The hidden story here is that buyers end up reaching, and what they end up buying are homes that previously were considerably more expensive. Take a home in N/E, where the average time to sell was around 100 days last month at and average price of $234,000. The buyer of that home might have capped initially at $220,000, not found what they were looking for, and stretched in price to $240,000. There, they found a home that initially started at $259,000, reduced to $250,000, then $245,000, before finally getting to the right price at $239,900. With a 97.3% price differential (the sold price divided by the final asking price), they were able to settle at a very-near-all-market-average price of $234,000. The data on the story is really this: the buyer came up $14,000 and the seller came down $26,000; the headline is that prices are going up. Here, reality and headlines are not really the same thing.

Don’t buy the headlines. Don’t buy the hysteria. Unpack the data. Look for simple answers. Watch for trends. That’s the Stat Pack.

Ask a Real Estate Guru Wednesday

I was just asked a superb question via Facebook by my neighbor, Lt. Col. Scott Touney:

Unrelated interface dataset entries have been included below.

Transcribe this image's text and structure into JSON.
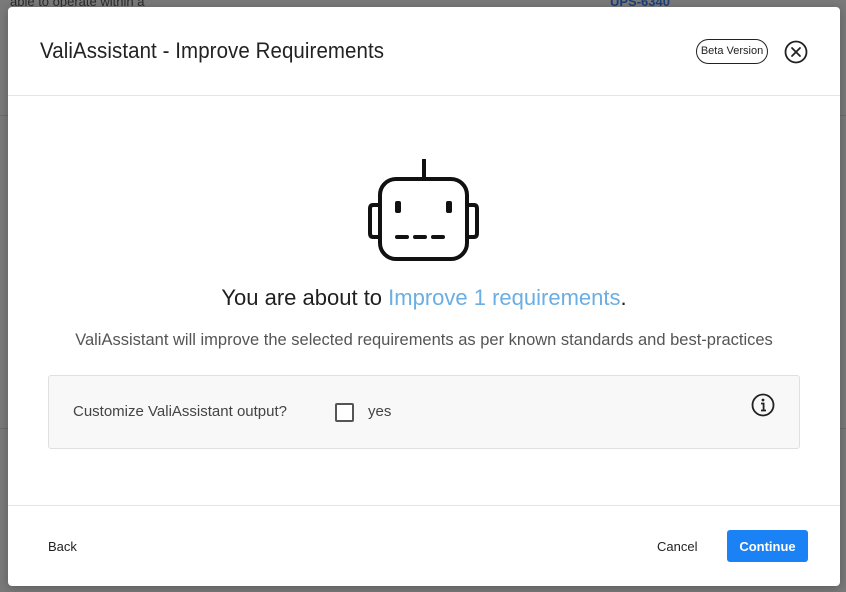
{
  "background": {
    "text": "able to operate within a",
    "link": "UPS-6340"
  },
  "modal": {
    "title": "ValiAssistant - Improve Requirements",
    "badge": "Beta Version",
    "icons": {
      "close": "close-circle-icon",
      "robot": "robot-icon",
      "info": "info-icon"
    },
    "headline_prefix": "You are about to ",
    "headline_accent": "Improve 1 requirements",
    "headline_suffix": ".",
    "description": "ValiAssistant will improve the selected requirements as per known standards and best-practices",
    "option_label": "Customize ValiAssistant output?",
    "checkbox_label": "yes",
    "checkbox_checked": false
  },
  "footer": {
    "back": "Back",
    "cancel": "Cancel",
    "continue": "Continue"
  },
  "colors": {
    "accent": "#6aaee3",
    "primary_button": "#1a82f5"
  }
}
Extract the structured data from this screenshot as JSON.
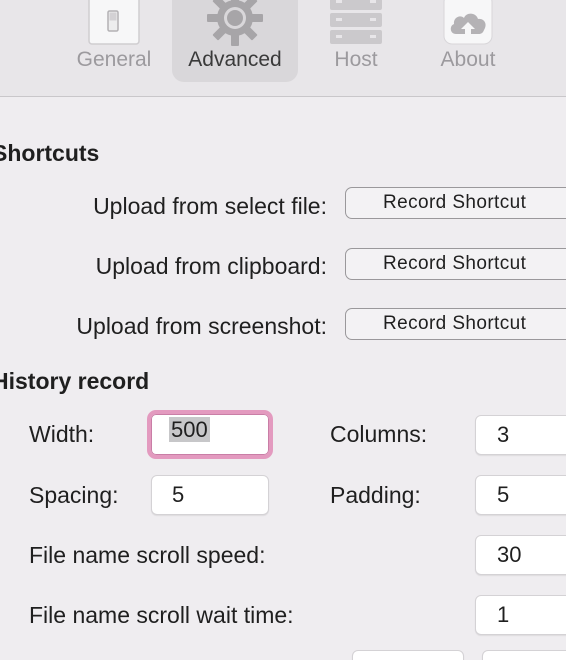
{
  "toolbar": {
    "tabs": [
      {
        "label": "General",
        "icon": "switch-icon",
        "active": false
      },
      {
        "label": "Advanced",
        "icon": "gear-icon",
        "active": true
      },
      {
        "label": "Host",
        "icon": "server-icon",
        "active": false
      },
      {
        "label": "About",
        "icon": "cloud-upload-icon",
        "active": false
      }
    ]
  },
  "shortcuts": {
    "title": "Shortcuts",
    "rows": [
      {
        "label": "Upload from select file:",
        "button": "Record Shortcut"
      },
      {
        "label": "Upload from clipboard:",
        "button": "Record Shortcut"
      },
      {
        "label": "Upload from screenshot:",
        "button": "Record Shortcut"
      }
    ]
  },
  "history": {
    "title": "History record",
    "width_label": "Width:",
    "width_value": "500",
    "columns_label": "Columns:",
    "columns_value": "3",
    "spacing_label": "Spacing:",
    "spacing_value": "5",
    "padding_label": "Padding:",
    "padding_value": "5",
    "scroll_speed_label": "File name scroll speed:",
    "scroll_speed_value": "30",
    "scroll_wait_label": "File name scroll wait time:",
    "scroll_wait_value": "1"
  },
  "colors": {
    "focus_ring": "#e39abf",
    "active_tab_bg": "#d9d7da",
    "background": "#efedf0"
  }
}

Ben, I have a question. If foreclosures are being de facto “frozen” due to legal proceedings, are those homes essentially taken out of the available supply? If they are out of the supply of existing homes, does that afford an opportunity for housing prices to increase during the period that those homes are frozen in legal proceedings?
Here is my Podcast Answer:

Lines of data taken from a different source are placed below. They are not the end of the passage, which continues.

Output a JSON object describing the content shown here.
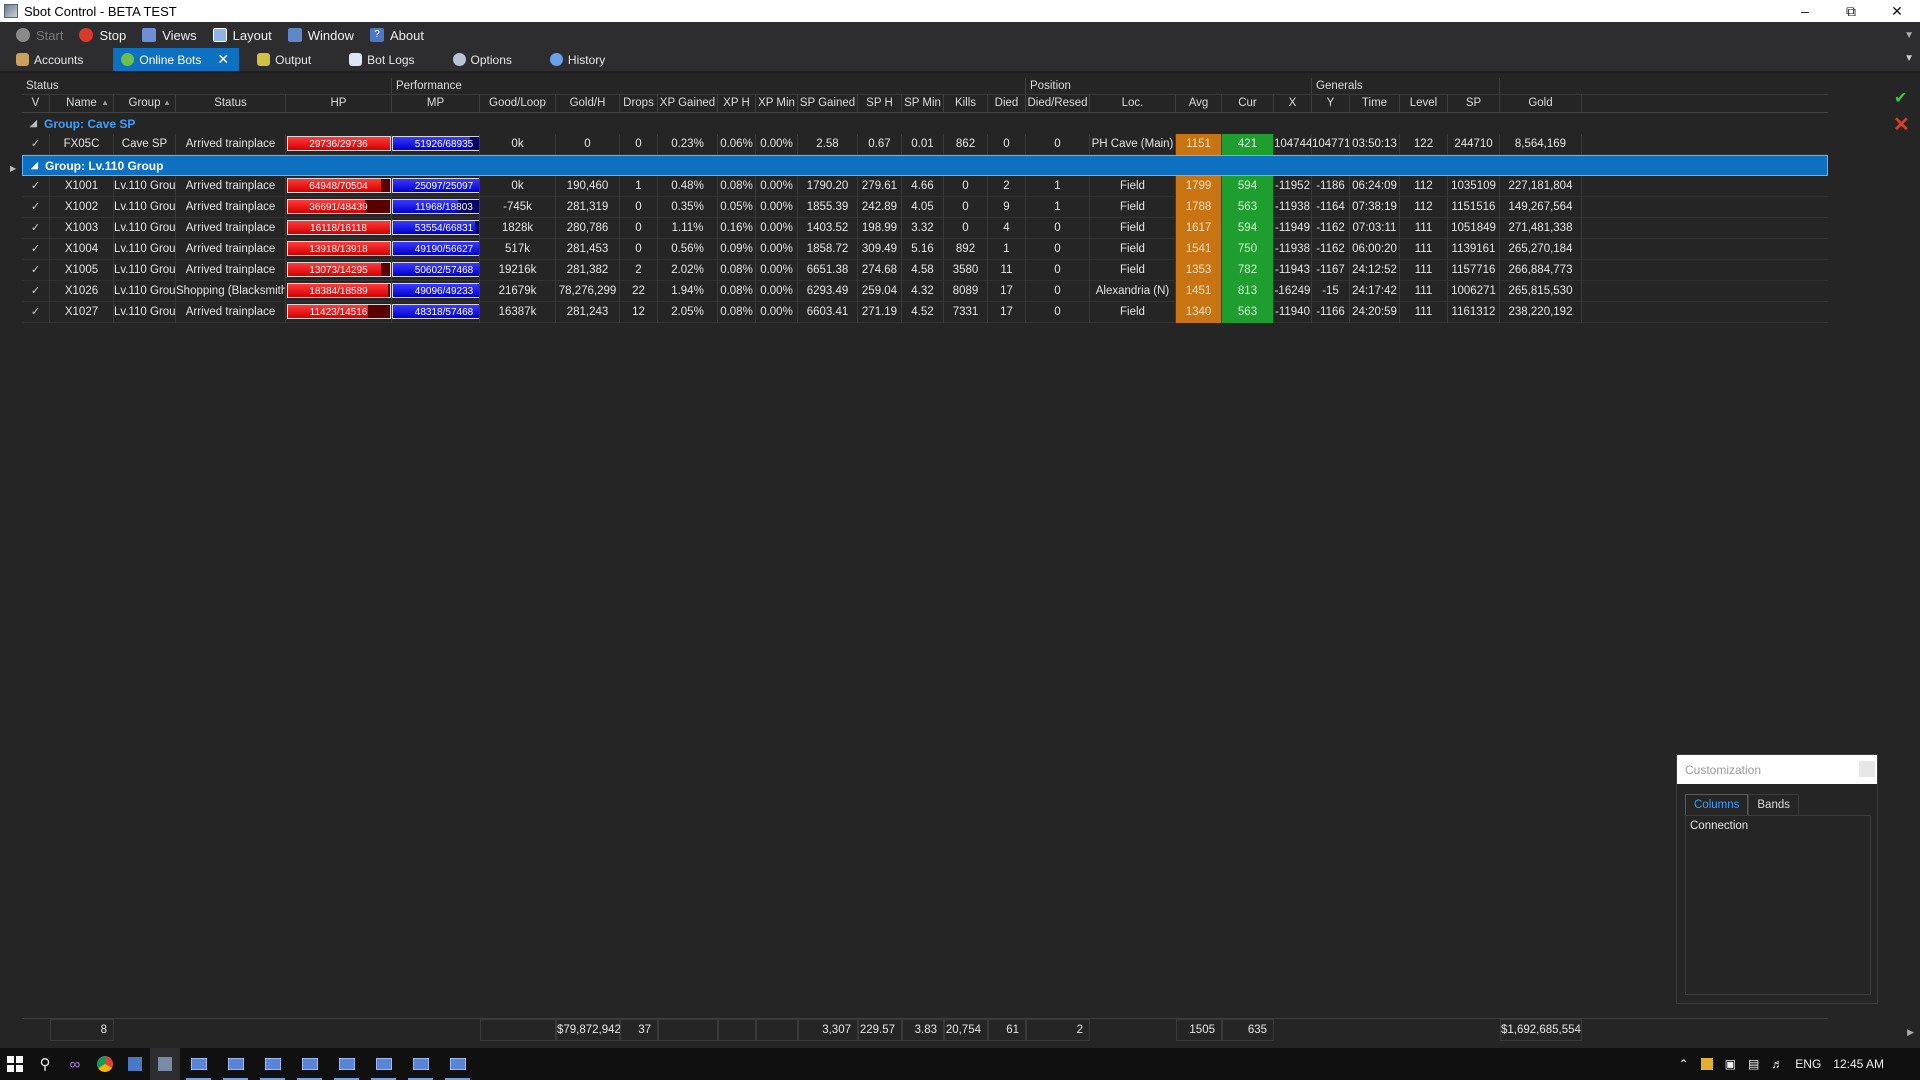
{
  "window": {
    "title": "Sbot Control - BETA TEST"
  },
  "menu": [
    {
      "label": "Start",
      "icon": "play-circle-icon",
      "disabled": true
    },
    {
      "label": "Stop",
      "icon": "stop-icon",
      "disabled": false
    },
    {
      "label": "Views",
      "icon": "views-icon",
      "disabled": false
    },
    {
      "label": "Layout",
      "icon": "layout-icon",
      "disabled": false
    },
    {
      "label": "Window",
      "icon": "window-icon",
      "disabled": false
    },
    {
      "label": "About",
      "icon": "help-icon",
      "disabled": false
    }
  ],
  "tabs": [
    {
      "label": "Accounts",
      "icon": "accounts-icon"
    },
    {
      "label": "Online Bots",
      "icon": "globe-icon",
      "active": true
    },
    {
      "label": "Output",
      "icon": "output-icon"
    },
    {
      "label": "Bot Logs",
      "icon": "logs-icon"
    },
    {
      "label": "Options",
      "icon": "options-gear-icon"
    },
    {
      "label": "History",
      "icon": "history-icon"
    }
  ],
  "bands": [
    {
      "label": "Status",
      "cols": 5
    },
    {
      "label": "Performance",
      "cols": 12
    },
    {
      "label": "Position",
      "cols": 5
    },
    {
      "label": "Generals",
      "cols": 4
    }
  ],
  "columns": [
    "V",
    "Name",
    "Group",
    "Status",
    "HP",
    "MP",
    "Good/Loop",
    "Gold/H",
    "Drops",
    "XP Gained",
    "XP H",
    "XP Min",
    "SP Gained",
    "SP H",
    "SP Min",
    "Kills",
    "Died",
    "Died/Resed",
    "Loc.",
    "Avg",
    "Cur",
    "X",
    "Y",
    "Time",
    "Level",
    "SP",
    "Gold"
  ],
  "groups": [
    {
      "label": "Group: Cave SP",
      "selected": false,
      "rows": [
        [
          "FX05C",
          "Cave SP",
          "Arrived trainplace",
          "29736/29736",
          "51926/68935",
          "0k",
          "0",
          "0",
          "0.23%",
          "0.06%",
          "0.00%",
          "2.58",
          "0.67",
          "0.01",
          "862",
          "0",
          "0",
          "PH Cave (Main)",
          "1151",
          "421",
          "104744",
          "104771",
          "03:50:13",
          "122",
          "244710",
          "8,564,169"
        ]
      ]
    },
    {
      "label": "Group: Lv.110 Group",
      "selected": true,
      "rows": [
        [
          "X1001",
          "Lv.110 Group",
          "Arrived trainplace",
          "64948/70504",
          "25097/25097",
          "0k",
          "190,460",
          "1",
          "0.48%",
          "0.08%",
          "0.00%",
          "1790.20",
          "279.61",
          "4.66",
          "0",
          "2",
          "1",
          "Field",
          "1799",
          "594",
          "-11952",
          "-1186",
          "06:24:09",
          "112",
          "1035109",
          "227,181,804"
        ],
        [
          "X1002",
          "Lv.110 Group",
          "Arrived trainplace",
          "36691/48439",
          "11968/18803",
          "-745k",
          "281,319",
          "0",
          "0.35%",
          "0.05%",
          "0.00%",
          "1855.39",
          "242.89",
          "4.05",
          "0",
          "9",
          "1",
          "Field",
          "1788",
          "563",
          "-11938",
          "-1164",
          "07:38:19",
          "112",
          "1151516",
          "149,267,564"
        ],
        [
          "X1003",
          "Lv.110 Group",
          "Arrived trainplace",
          "16118/16118",
          "53554/66831",
          "1828k",
          "280,786",
          "0",
          "1.11%",
          "0.16%",
          "0.00%",
          "1403.52",
          "198.99",
          "3.32",
          "0",
          "4",
          "0",
          "Field",
          "1617",
          "594",
          "-11949",
          "-1162",
          "07:03:11",
          "111",
          "1051849",
          "271,481,338"
        ],
        [
          "X1004",
          "Lv.110 Group",
          "Arrived trainplace",
          "13918/13918",
          "49190/56627",
          "517k",
          "281,453",
          "0",
          "0.56%",
          "0.09%",
          "0.00%",
          "1858.72",
          "309.49",
          "5.16",
          "892",
          "1",
          "0",
          "Field",
          "1541",
          "750",
          "-11938",
          "-1162",
          "06:00:20",
          "111",
          "1139161",
          "265,270,184"
        ],
        [
          "X1005",
          "Lv.110 Group",
          "Arrived trainplace",
          "13073/14295",
          "50602/57468",
          "19216k",
          "281,382",
          "2",
          "2.02%",
          "0.08%",
          "0.00%",
          "6651.38",
          "274.68",
          "4.58",
          "3580",
          "11",
          "0",
          "Field",
          "1353",
          "782",
          "-11943",
          "-1167",
          "24:12:52",
          "111",
          "1157716",
          "266,884,773"
        ],
        [
          "X1026",
          "Lv.110 Group",
          "Shopping (Blacksmith)",
          "18384/18589",
          "49096/49233",
          "21679k",
          "78,276,299",
          "22",
          "1.94%",
          "0.08%",
          "0.00%",
          "6293.49",
          "259.04",
          "4.32",
          "8089",
          "17",
          "0",
          "Alexandria (N)",
          "1451",
          "813",
          "-16249",
          "-15",
          "24:17:42",
          "111",
          "1006271",
          "265,815,530"
        ],
        [
          "X1027",
          "Lv.110 Group",
          "Arrived trainplace",
          "11423/14516",
          "48318/57468",
          "16387k",
          "281,243",
          "12",
          "2.05%",
          "0.08%",
          "0.00%",
          "6603.41",
          "271.19",
          "4.52",
          "7331",
          "17",
          "0",
          "Field",
          "1340",
          "563",
          "-11940",
          "-1166",
          "24:20:59",
          "111",
          "1161312",
          "238,220,192"
        ]
      ]
    }
  ],
  "footer": {
    "name_count": "8",
    "gold_h": "$79,872,942",
    "drops": "37",
    "sp_gained": "3,307",
    "sp_h": "229.57",
    "sp_min": "3.83",
    "kills": "20,754",
    "died": "61",
    "died_resed": "2",
    "avg": "1505",
    "cur": "635",
    "gold": "$1,692,685,554"
  },
  "customization": {
    "title": "Customization",
    "tabs": [
      "Columns",
      "Bands"
    ],
    "items": [
      "Connection"
    ]
  },
  "taskbar": {
    "language": "ENG",
    "time": "12:45 AM"
  },
  "colors": {
    "accent": "#0e70c0",
    "group_text": "#3aa0ff",
    "avg_cell": "#c87412",
    "cur_cell": "#1f9e30",
    "hp_bar": "#e00000",
    "mp_bar": "#0000dd"
  }
}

http://www.wellcomemat.com/wm_video_1/8C46275492

Market Report July 2010 (Mid-Year Stat Pack

Click For July 2010 Stat Pack

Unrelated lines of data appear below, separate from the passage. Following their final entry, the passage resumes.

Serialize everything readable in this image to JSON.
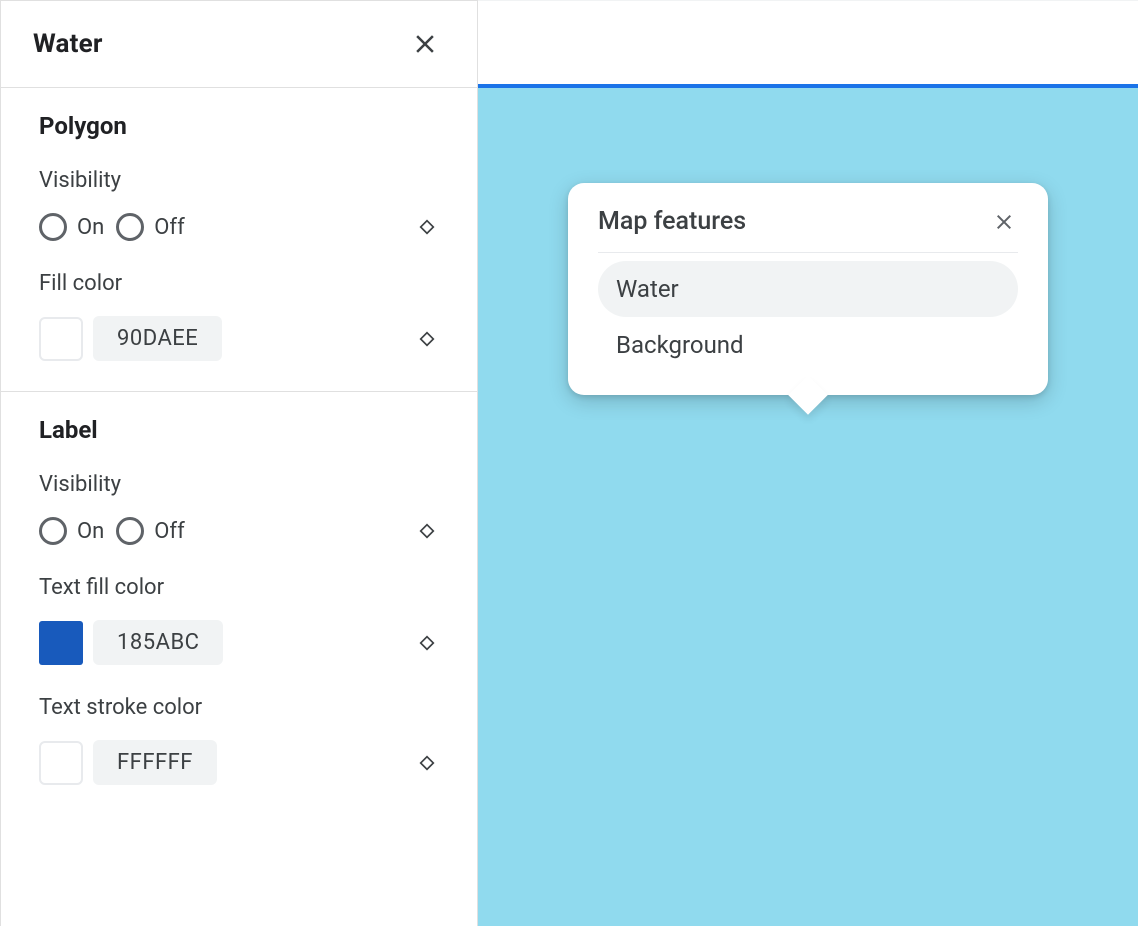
{
  "panel": {
    "title": "Water",
    "sections": {
      "polygon": {
        "heading": "Polygon",
        "visibility_label": "Visibility",
        "on": "On",
        "off": "Off",
        "fill_color_label": "Fill color",
        "fill_color_hex": "90DAEE",
        "fill_color_css": "#90DAEE"
      },
      "label": {
        "heading": "Label",
        "visibility_label": "Visibility",
        "on": "On",
        "off": "Off",
        "text_fill_label": "Text fill color",
        "text_fill_hex": "185ABC",
        "text_fill_css": "#185ABC",
        "text_stroke_label": "Text stroke color",
        "text_stroke_hex": "FFFFFF",
        "text_stroke_css": "#FFFFFF"
      }
    }
  },
  "preview": {
    "accent_color": "#1a73e8",
    "water_color": "#90DAEE",
    "popup": {
      "title": "Map features",
      "items": [
        {
          "label": "Water",
          "selected": true
        },
        {
          "label": "Background",
          "selected": false
        }
      ]
    }
  }
}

The First-Time Buyer Tax Credit perhaps worked too well: it fueled a sequel that provided both excess optimism and (later) damaging conditions that reversed much of the good accomplished. The intent and purpose of the tax credit was to activate the most easily activated segment of consumers (people who didn’t own homes, but aspired to own one) and convert them to homeowners. In the process, they would draw down the record inventory of homes, buy up and fix up bank-owned and distress-sale residences and help the market find equilibrium. A stable housing market would trickle to other segments of the economy and eventually stem the tide of the Great Recession. After November 30th, when the first version was to have expired, there were only 4301 listings for sale.  Despite the dreadful beginning to 2009’s sale year, the calendar year ended up 400+ units in sales,  and with 794 sales in November, the market had actually moved past equilibrium to a seller’s market: an equally-beneficial market is considered to be sitting at six months of supply, and November ended with a mere 5.4 months.
Today, during what is supposed to be the peak demand season of mid-summer, inventory is at 6.4 months. Last year at this time it was at 5.9 months. This is not a huge change, but it presents a serious problem looming ahead. This is shown in the first graph on Page 2, Single Family Home Comparison: in May and June of this year, the bottom fell out of the pending sales (ready to close escrow contracts) indexes once the second wave of tax-credit fever expired. In March and April, 1477 sales went to a pending status. In May and June, when the market demand should still be accelerating, only 1067 went to pending. In May and June last year there were 1360 pending sales. Instead of peak demand numbers in July, when they normally occur, it is fair to assume this year that July will be 10 to 25% off the pace it was at last year.
The real problem with a 10 to 25% downturn in volume is that it convinced a fair number of sellers (and agents) that homes were easy to sell again. What followed was the largest six month run-up in inventory in the PPAR MLS history: a 51% increase in only six months, and today 2000 more properties populate the MLS than started the year. With a 15% increase looming and a 10 to 25% decrease running the other direction, the market enters the second half of the year once again out of balance.